Virtually every medical office worker, dental care provider, hospital employee, or first responder must use medical suctioning. Suctioning can be an important emergency intervention as well as a key aspect of routine care.
The type of suctioning a provider must use depends on many factors, including the health of the patient, the type of suctioning machine available, and the reason for suctioning. Understanding the various types of suctioning you might use can help you choose the right tools and ensure you and your team are always well-trained on the latest techniques.
Nasotracheal vs. Oropharyngeal Suctioning
Both nasotracheal and oropharyngeal suctioning can accomplish the same thing. Oropharyngeal suctioning is generally easier and more widely used than nasotracheal suctioning, which is typically reserved for situations in which there is no other option.
Nasotracheal suctioning is the superior option in cases such as these:
- Severe jaw or mouth injuries
- A spontaneously breathing patient
- Repeated failed oropharyngeal suctioning
Suctioning can clear secretions from the airway, enabling patients to breathe more efficiently. Patients may need help clearing secretions in several scenarios:
- The patient is sedated or in an altered state of consciousness because of a neurological injury.
- The patient has a muscular injury that impedes their ability to cough.
- The patient has an artificial airway.
- The patient shows signs of respiratory distress.
Emergency vs. Preventative Suctioning
Dozens of medical contexts may require suctioning. They generally fall into two broad categories: routine or preventative suctioning and emergency suctioning.
A provider performs emergency suctioning when the patient is hypoxic, in respiratory distress, actively aspirating, or experiencing another medical emergency that makes it difficult to breathe or clear airway secretions. Some examples of this type of suctioning include:
- Suctioning the airway of a patient who is vomiting under general anesthesia
- Suctioning the airway of a person who is in anaphylactic shock
- Suctioning the airway of a person with COPD or another respiratory disease who is hypoxic and unable to clear their own airway
- Suctioning the airway to remove a foreign object such as a tooth that breaks loose during oral surgery
Routine and preventative suctioning procedures clear the airway, prevent debris from entering the airway, and protect the airway when a patient is sedated or under general anesthesia. Some examples of this type of suctioning include:
- Suctioning in dental practices (dentists often use suctioning to remove excess saliva during examinations and oral surgery)

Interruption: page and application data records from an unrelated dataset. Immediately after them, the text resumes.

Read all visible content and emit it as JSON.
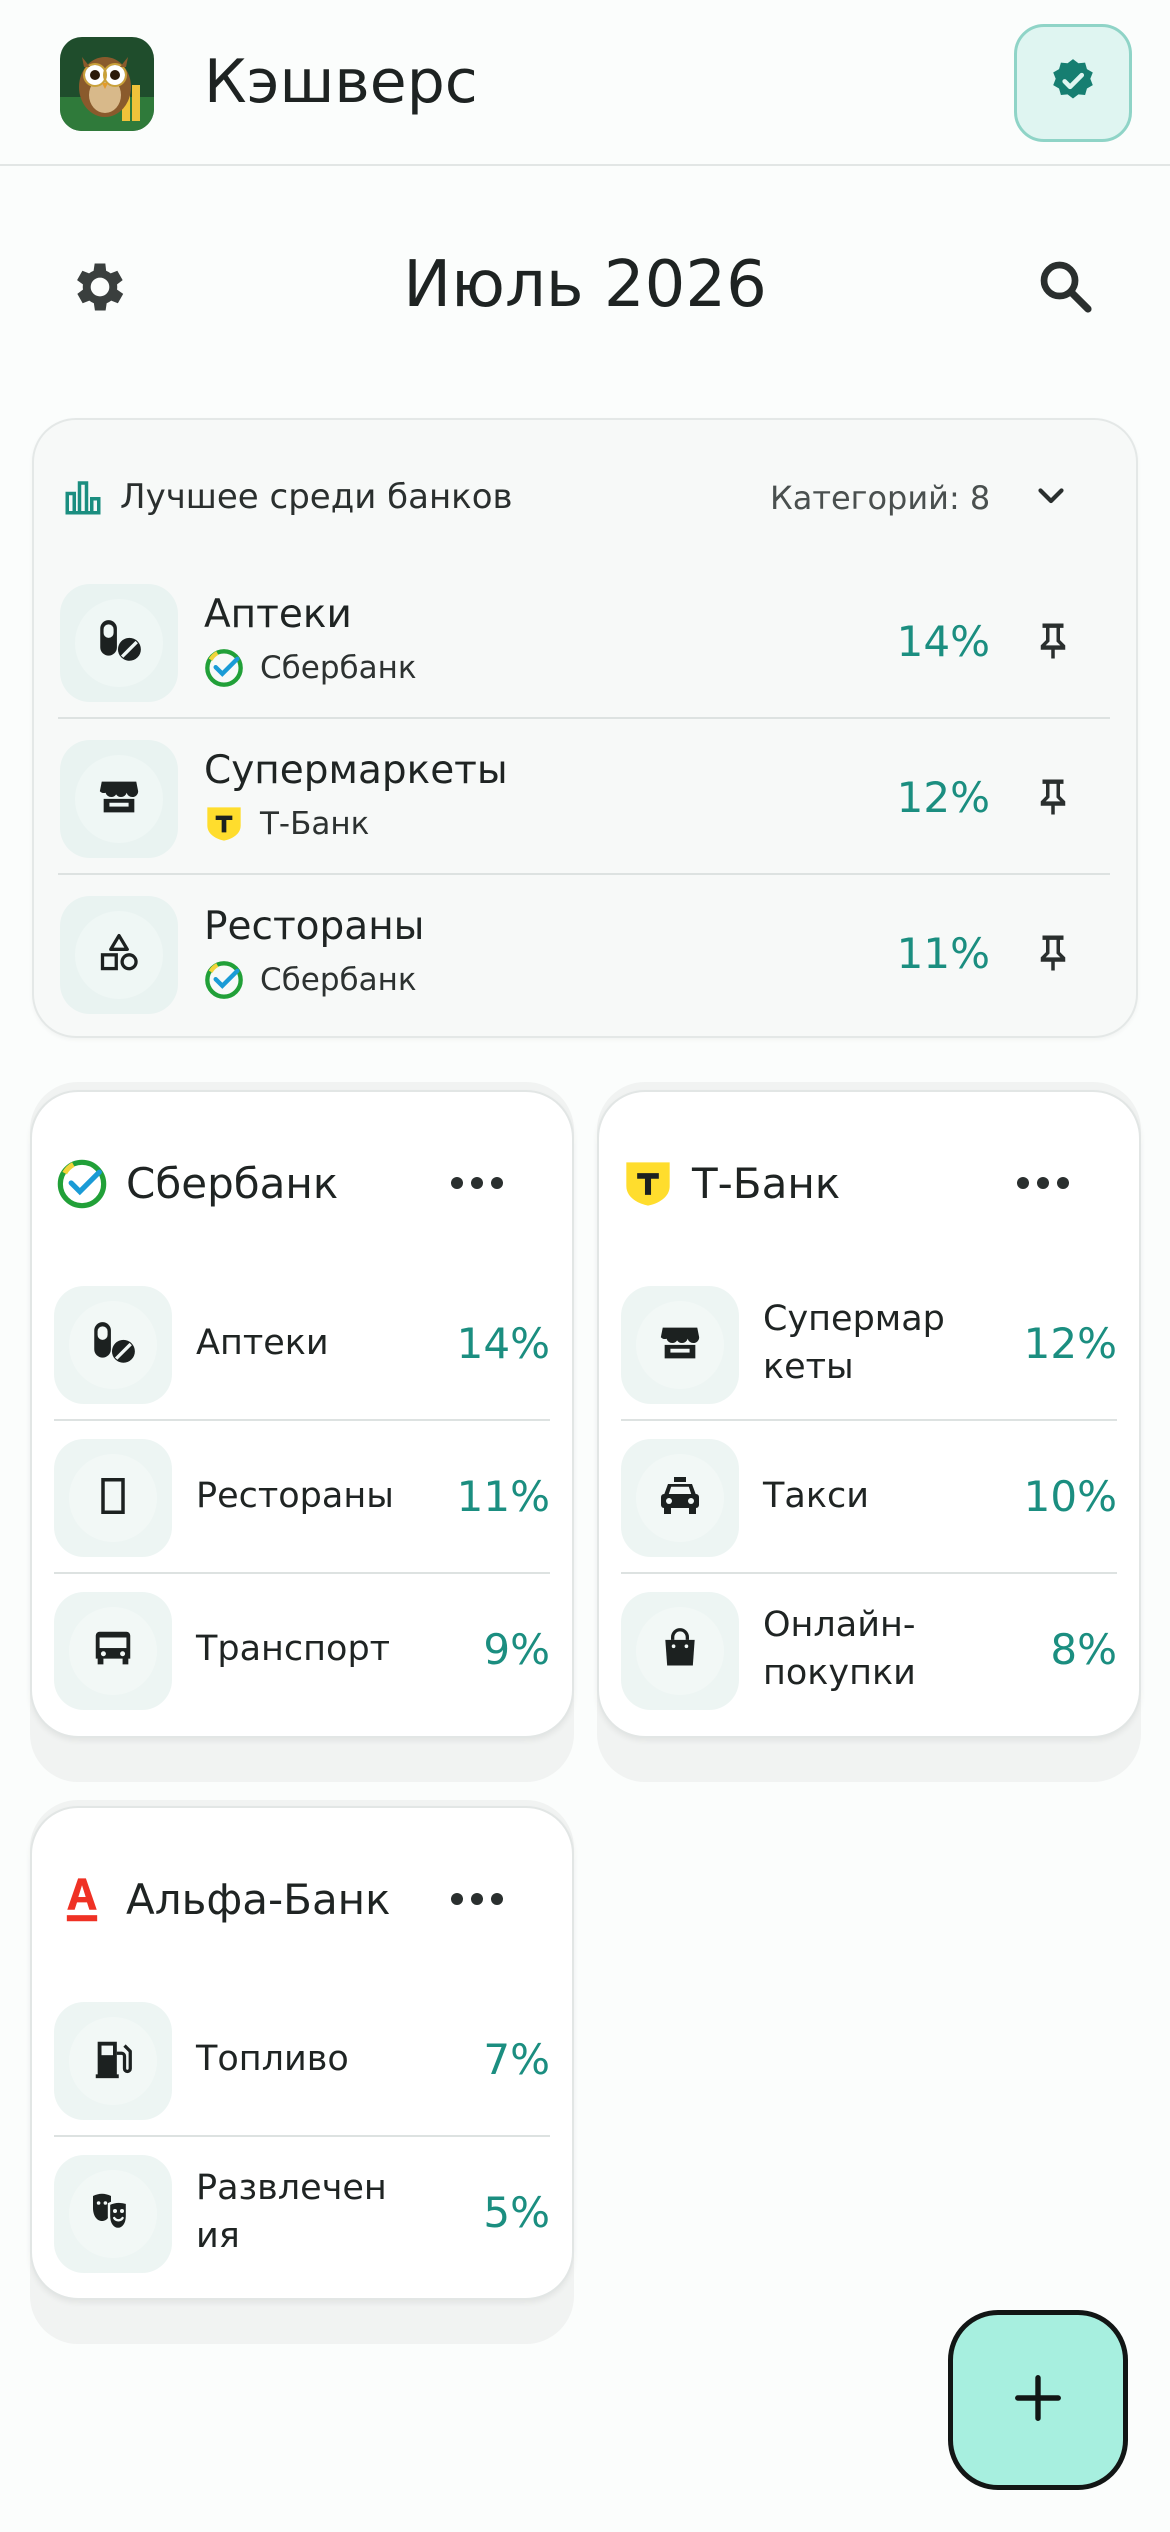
{
  "app": {
    "title": "Кэшверс"
  },
  "header": {
    "month": "Июль 2026"
  },
  "best": {
    "title": "Лучшее среди банков",
    "count_label": "Категорий: 8",
    "rows": [
      {
        "name": "Аптеки",
        "bank": "Сбербанк",
        "percent": "14%"
      },
      {
        "name": "Супермаркеты",
        "bank": "Т-Банк",
        "percent": "12%"
      },
      {
        "name": "Рестораны",
        "bank": "Сбербанк",
        "percent": "11%"
      }
    ]
  },
  "banks": [
    {
      "name": "Сбербанк",
      "categories": [
        {
          "name": "Аптеки",
          "percent": "14%"
        },
        {
          "name": "Рестораны",
          "percent": "11%"
        },
        {
          "name": "Транспорт",
          "percent": "9%"
        }
      ]
    },
    {
      "name": "Т-Банк",
      "categories": [
        {
          "name": "Супермаркеты",
          "percent": "12%"
        },
        {
          "name": "Такси",
          "percent": "10%"
        },
        {
          "name": "Онлайн-покупки",
          "percent": "8%"
        }
      ]
    },
    {
      "name": "Альфа-Банк",
      "categories": [
        {
          "name": "Топливо",
          "percent": "7%"
        },
        {
          "name": "Развлечения",
          "percent": "5%"
        }
      ]
    }
  ],
  "icons": {
    "verified": "verified-badge-icon",
    "settings": "gear-icon",
    "search": "search-icon",
    "stats": "bar-chart-icon",
    "expand": "chevron-down-icon",
    "pin": "pin-icon",
    "more": "more-horizontal-icon",
    "add": "plus-icon"
  },
  "colors": {
    "accent": "#1b8e80",
    "fab": "#a7efdf",
    "sber": "#21a038",
    "tbank": "#ffdd2d",
    "alfa": "#ef3124"
  }
}
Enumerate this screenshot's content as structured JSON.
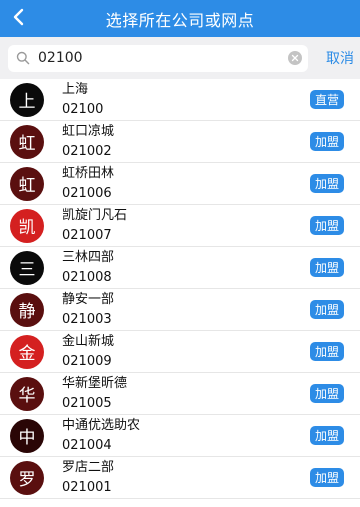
{
  "header": {
    "title": "选择所在公司或网点",
    "back_icon": "chevron-left-icon",
    "background_color": "#2d8ce6"
  },
  "search": {
    "value": "02100",
    "placeholder": "",
    "search_icon": "search-icon",
    "clear_icon": "clear-icon",
    "cancel_label": "取消"
  },
  "colors": {
    "accent": "#2d8ce6",
    "avatar_dark_red": "#5a0f0f",
    "avatar_black": "#0a0a0a",
    "avatar_red": "#d42020"
  },
  "companies": [
    {
      "avatar_char": "上",
      "avatar_color": "#0a0a0a",
      "name": "上海",
      "code": "02100",
      "tag": "直营"
    },
    {
      "avatar_char": "虹",
      "avatar_color": "#5a0f0f",
      "name": "虹口凉城",
      "code": "021002",
      "tag": "加盟"
    },
    {
      "avatar_char": "虹",
      "avatar_color": "#5a0f0f",
      "name": "虹桥田林",
      "code": "021006",
      "tag": "加盟"
    },
    {
      "avatar_char": "凯",
      "avatar_color": "#d42020",
      "name": "凯旋门凡石",
      "code": "021007",
      "tag": "加盟"
    },
    {
      "avatar_char": "三",
      "avatar_color": "#0a0a0a",
      "name": "三林四部",
      "code": "021008",
      "tag": "加盟"
    },
    {
      "avatar_char": "静",
      "avatar_color": "#5a0f0f",
      "name": "静安一部",
      "code": "021003",
      "tag": "加盟"
    },
    {
      "avatar_char": "金",
      "avatar_color": "#d42020",
      "name": "金山新城",
      "code": "021009",
      "tag": "加盟"
    },
    {
      "avatar_char": "华",
      "avatar_color": "#5a0f0f",
      "name": "华新堡昕德",
      "code": "021005",
      "tag": "加盟"
    },
    {
      "avatar_char": "中",
      "avatar_color": "#2a0606",
      "name": "中通优选助农",
      "code": "021004",
      "tag": "加盟"
    },
    {
      "avatar_char": "罗",
      "avatar_color": "#5a0f0f",
      "name": "罗店二部",
      "code": "021001",
      "tag": "加盟"
    }
  ]
}
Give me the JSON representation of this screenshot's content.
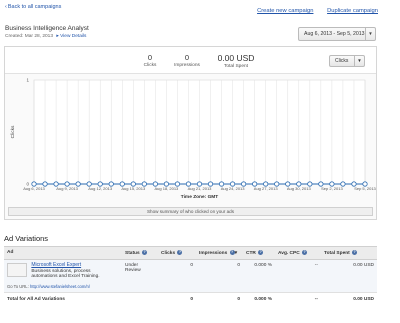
{
  "nav": {
    "back": "Back to all campaigns"
  },
  "header": {
    "create": "Create new campaign",
    "duplicate": "Duplicate campaign"
  },
  "campaign": {
    "name": "Business Intelligence Analyst",
    "created": "Created: Mar 28, 2013",
    "view_details": "View Details"
  },
  "date_range": "Aug 6, 2013 - Sep 5, 2013",
  "stats": {
    "clicks_value": "0",
    "clicks_label": "Clicks",
    "impressions_value": "0",
    "impressions_label": "Impressions",
    "spent_value": "0.00 USD",
    "spent_label": "Total Spent"
  },
  "metric_select": "Clicks",
  "chart_data": {
    "type": "line",
    "ylabel": "Clicks",
    "xlabel": "Time Zone: GMT",
    "x": [
      "Aug 6, 2013",
      "Aug 7, 2013",
      "Aug 8, 2013",
      "Aug 9, 2013",
      "Aug 10, 2013",
      "Aug 11, 2013",
      "Aug 12, 2013",
      "Aug 13, 2013",
      "Aug 14, 2013",
      "Aug 15, 2013",
      "Aug 16, 2013",
      "Aug 17, 2013",
      "Aug 18, 2013",
      "Aug 19, 2013",
      "Aug 20, 2013",
      "Aug 21, 2013",
      "Aug 22, 2013",
      "Aug 23, 2013",
      "Aug 24, 2013",
      "Aug 25, 2013",
      "Aug 26, 2013",
      "Aug 27, 2013",
      "Aug 28, 2013",
      "Aug 29, 2013",
      "Aug 30, 2013",
      "Aug 31, 2013",
      "Sep 1, 2013",
      "Sep 2, 2013",
      "Sep 3, 2013",
      "Sep 4, 2013",
      "Sep 5, 2013"
    ],
    "tick_labels": [
      "Aug 6, 2013",
      "Aug 9, 2013",
      "Aug 12, 2013",
      "Aug 15, 2013",
      "Aug 18, 2013",
      "Aug 21, 2013",
      "Aug 24, 2013",
      "Aug 27, 2013",
      "Aug 30, 2013",
      "Sep 2, 2013",
      "Sep 5, 2013"
    ],
    "series": [
      {
        "values": [
          0,
          0,
          0,
          0,
          0,
          0,
          0,
          0,
          0,
          0,
          0,
          0,
          0,
          0,
          0,
          0,
          0,
          0,
          0,
          0,
          0,
          0,
          0,
          0,
          0,
          0,
          0,
          0,
          0,
          0,
          0
        ]
      }
    ],
    "y_ticks": [
      "1",
      "0"
    ],
    "ylim": [
      0,
      1
    ],
    "grid": true,
    "colors": {
      "line": "#2a6ab0",
      "marker_fill": "#ffffff",
      "grid": "#e0e0e0"
    }
  },
  "show_summary": "Show summary of who clicked on your ads",
  "ad_variations": {
    "title": "Ad Variations",
    "columns": [
      "Ad",
      "Status",
      "Clicks",
      "Impressions",
      "CTR",
      "Avg. CPC",
      "Total Spent"
    ],
    "sort_marker": "▾",
    "rows": [
      {
        "title": "Microsoft Excel Expert",
        "description": "Business solutions, process automations and Excel Training.",
        "goto_label": "Go To URL:",
        "goto_url": "http://www.stefanielsheet.com/n/",
        "status": "Under Review",
        "clicks": "0",
        "impressions": "0",
        "ctr": "0.000 %",
        "avg_cpc": "--",
        "total_spent": "0.00 USD"
      }
    ],
    "total": {
      "label": "Total for All Ad Variations",
      "clicks": "0",
      "impressions": "0",
      "ctr": "0.000 %",
      "avg_cpc": "--",
      "total_spent": "0.00 USD"
    }
  },
  "colors": {
    "link": "#2255aa",
    "header_bg": "#ececec"
  }
}
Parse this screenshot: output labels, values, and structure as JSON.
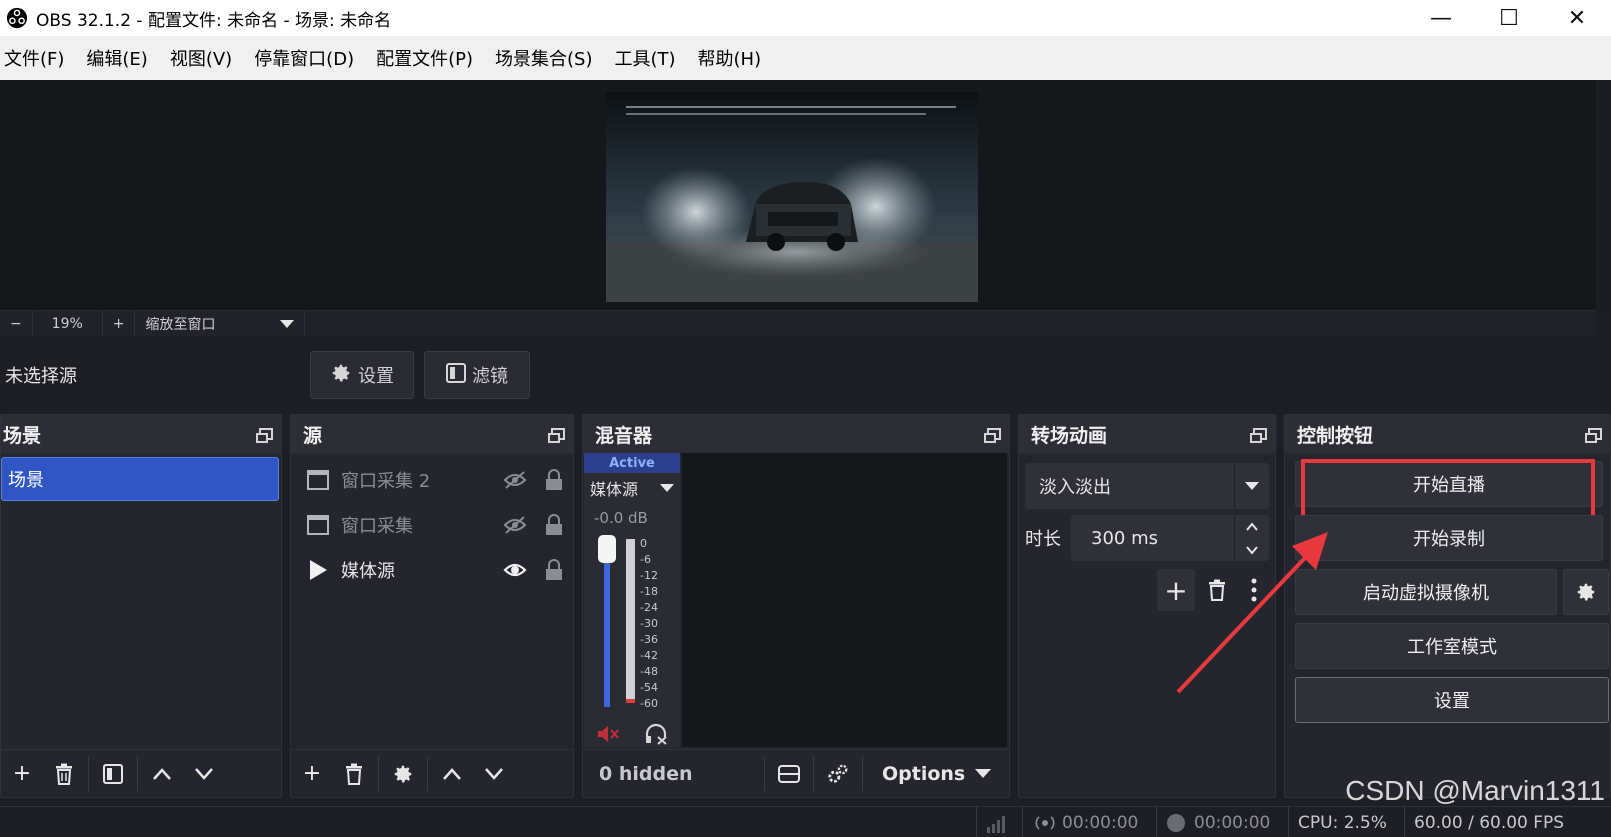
{
  "window": {
    "title": "OBS 32.1.2 - 配置文件: 未命名 - 场景: 未命名",
    "minimize": "—",
    "maximize": "☐",
    "close": "✕"
  },
  "menu": [
    "文件(F)",
    "编辑(E)",
    "视图(V)",
    "停靠窗口(D)",
    "配置文件(P)",
    "场景集合(S)",
    "工具(T)",
    "帮助(H)"
  ],
  "preview": {
    "zoom_minus": "−",
    "zoom_value": "19%",
    "zoom_plus": "+",
    "zoom_mode": "缩放至窗口"
  },
  "source_toolbar": {
    "no_source": "未选择源",
    "settings": "设置",
    "filters": "滤镜"
  },
  "scenes": {
    "title": "场景",
    "items": [
      "场景"
    ]
  },
  "sources": {
    "title": "源",
    "items": [
      {
        "name": "窗口采集 2",
        "visible": false
      },
      {
        "name": "窗口采集",
        "visible": false
      },
      {
        "name": "媒体源",
        "visible": true
      }
    ]
  },
  "mixer": {
    "title": "混音器",
    "active": "Active",
    "channel": "媒体源",
    "db": "-0.0 dB",
    "ticks": [
      "0",
      "-6",
      "-12",
      "-18",
      "-24",
      "-30",
      "-36",
      "-42",
      "-48",
      "-54",
      "-60"
    ],
    "volume_fraction": 1.0,
    "hidden": "0 hidden",
    "options": "Options"
  },
  "transitions": {
    "title": "转场动画",
    "selected": "淡入淡出",
    "duration_label": "时长",
    "duration_value": "300 ms"
  },
  "controls": {
    "title": "控制按钮",
    "start_stream": "开始直播",
    "start_record": "开始录制",
    "virtual_cam": "启动虚拟摄像机",
    "studio_mode": "工作室模式",
    "settings": "设置",
    "highlight_color": "#e8393f"
  },
  "status": {
    "stream_time": "00:00:00",
    "record_time": "00:00:00",
    "cpu": "CPU: 2.5%",
    "fps": "60.00 / 60.00 FPS"
  },
  "watermark": "CSDN @Marvin1311"
}
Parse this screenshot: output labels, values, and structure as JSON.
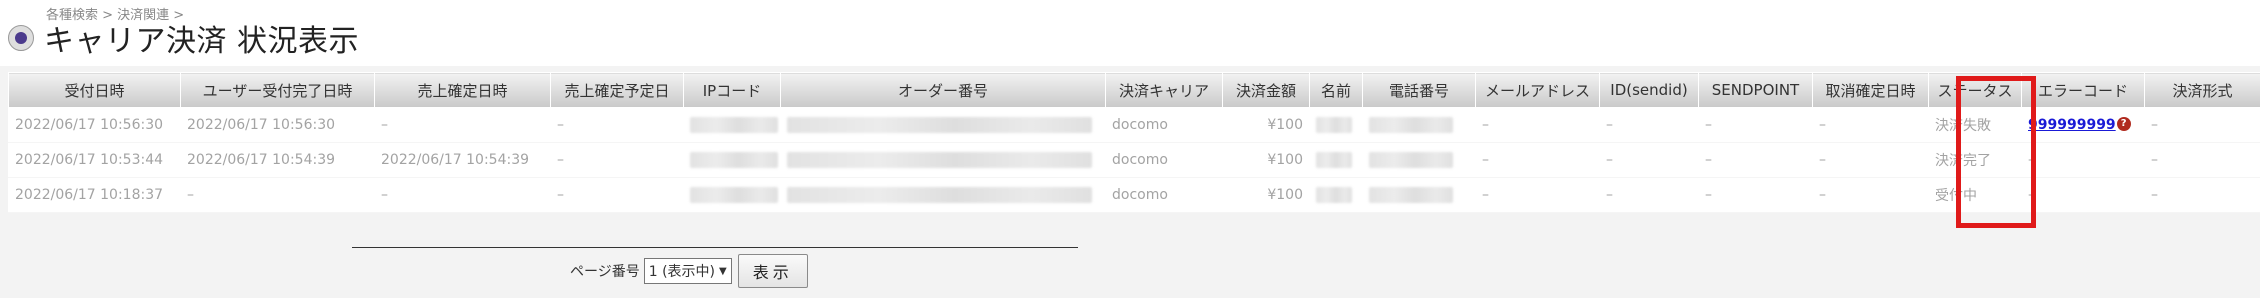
{
  "header": {
    "breadcrumb": "各種検索 > 決済関連 >",
    "title": "キャリア決済 状況表示"
  },
  "table": {
    "columns": [
      "受付日時",
      "ユーザー受付完了日時",
      "売上確定日時",
      "売上確定予定日",
      "IPコード",
      "オーダー番号",
      "決済キャリア",
      "決済金額",
      "名前",
      "電話番号",
      "メールアドレス",
      "ID(sendid)",
      "SENDPOINT",
      "取消確定日時",
      "ステータス",
      "エラーコード",
      "決済形式"
    ],
    "rows": [
      {
        "received": "2022/06/17 10:56:30",
        "user_completed": "2022/06/17 10:56:30",
        "sales_confirmed": "–",
        "sales_scheduled": "–",
        "carrier": "docomo",
        "amount": "¥100",
        "email": "–",
        "sendid": "–",
        "sendpoint": "–",
        "cancel_confirmed": "–",
        "status": "決済失敗",
        "error_code": "999999999",
        "payment_type": "–"
      },
      {
        "received": "2022/06/17 10:53:44",
        "user_completed": "2022/06/17 10:54:39",
        "sales_confirmed": "2022/06/17 10:54:39",
        "sales_scheduled": "–",
        "carrier": "docomo",
        "amount": "¥100",
        "email": "–",
        "sendid": "–",
        "sendpoint": "–",
        "cancel_confirmed": "–",
        "status": "決済完了",
        "error_code": "–",
        "payment_type": "–"
      },
      {
        "received": "2022/06/17 10:18:37",
        "user_completed": "–",
        "sales_confirmed": "–",
        "sales_scheduled": "–",
        "carrier": "docomo",
        "amount": "¥100",
        "email": "–",
        "sendid": "–",
        "sendpoint": "–",
        "cancel_confirmed": "–",
        "status": "受付中",
        "error_code": "–",
        "payment_type": "–"
      }
    ]
  },
  "pager": {
    "label": "ページ番号",
    "selected": "1 (表示中)",
    "button": "表示"
  },
  "colors": {
    "highlight": "#e01a1a",
    "link": "#1a1ad6"
  }
}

- Suctioning to clear artificial airways
- Suctioning a patient at risk of aspiration, such as one who is bleeding from the throat or mouth
Although suctioning itself is a routine medical procedure, no patient should be routinely suctioned absent specific indications for suctioning, such as the inability to clear their own airway.
Suctioning supplies all aim to accomplish similar goals, but each option works a little differently. The most frequently used suction devices include:
- Manual suction devices. These devices work using a pump and deliver the least consistent suction. Providers typically only use them when there is no other option.
- Wall-mounted suction devices. A key tool in most hospitals and ambulances, these devices are large and effective. Doctors, field medics, and nurses typically use them for emergency suction, routine preventative suction, and suction under anesthesia.
- Portable emergency suction machines. These are small, portable devices that deliver consistent suction wherever the patient is. Quality devices rival the efficiency of traditional wall-mounted units, but without the bulk. These machines are highly effective in emergencies, but can also aid with routine care, allowing providers more flexibility and versatility when choosing where to deliver care.
For help choosing the right portable emergency suction machine for your agency, download our free guide, The Ultimate Guide to Purchasing a Portable Emergency Suction Device.
Editor’s Note: This blog was originally published in September 2019. It has been re-published with additional up-to-date content.